About 3,000 German farms were given the go-ahead to resume making food deliveries as an investigation continues into how dioxin got into animal feed and eggs, the BBC reported Sunday.

But although health experts say the dioxin found in German eggs was at levels too low to pose a threat to human health, the levels nevertheless exceeded government-set limits and have touched off a scare that Germany is still trying to contain.

Deliveries had been halted from about 4,700 German farms after the potentially carcinogenic chemical was found in eggs.  Investigators then discovered that fatty acids meant for industrial use had instead been sold to some 25 animal feed makers.

Last week, Britain’s Food Standards Agency warned consumers that some dioxin-tainted eggs might have been mixed with noncontaminated eggs to make liquid egg products used commercially in mayonnaise and cakes.

As a precautionary measure, the Tesco supermarket chain in Ireland announced it was taking a variety of cakes off its shelves, according to a report in the Irish Times.

South Korean and Slovakia said they were halting German meat and poultry imports, which brought protests from the European Commission on Saturday that there were no grounds for such a ban.

But on Sunday the EU Commission acknowledged that three chickens out of several samples it had tested showed dioxin concentrations of twice the legal limit, a British newspaper, the Telegraph, reported.

Also on Sunday, Danish authorities said they had been alerted by the European Union foods safety system, the Rapid Alert System for Food and Feed, that some of the German feed had been sold in Denmark.  But the Danes said it went only to breeder hens.

Germany does not export poultry and eggs to the U.S., however the U.S. Department of Agriculture said on Friday it was working with Germany to determine if any affected pork products might have gone to the U.S. 

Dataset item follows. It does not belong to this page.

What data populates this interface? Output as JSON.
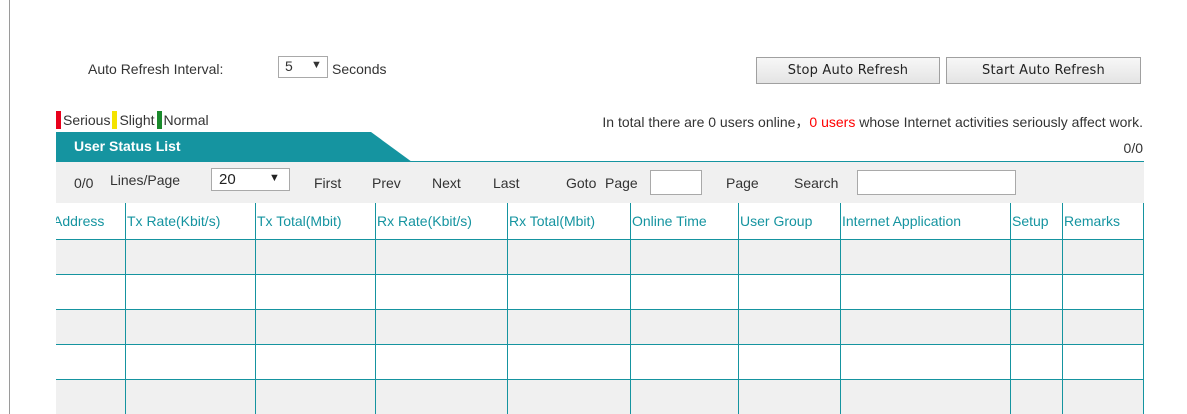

The feed manufacturer, Harles & Jentzsch, said it had mixed waste from biofuel production into animal feed assuming it was safe.  The company initially said it was a one-time mistake, but on Friday the German agriculture ministry said it had evidence the manufacturer might have begun shipping the dioxin-tainted fat in March, despite tests that should have alerted it to the problem.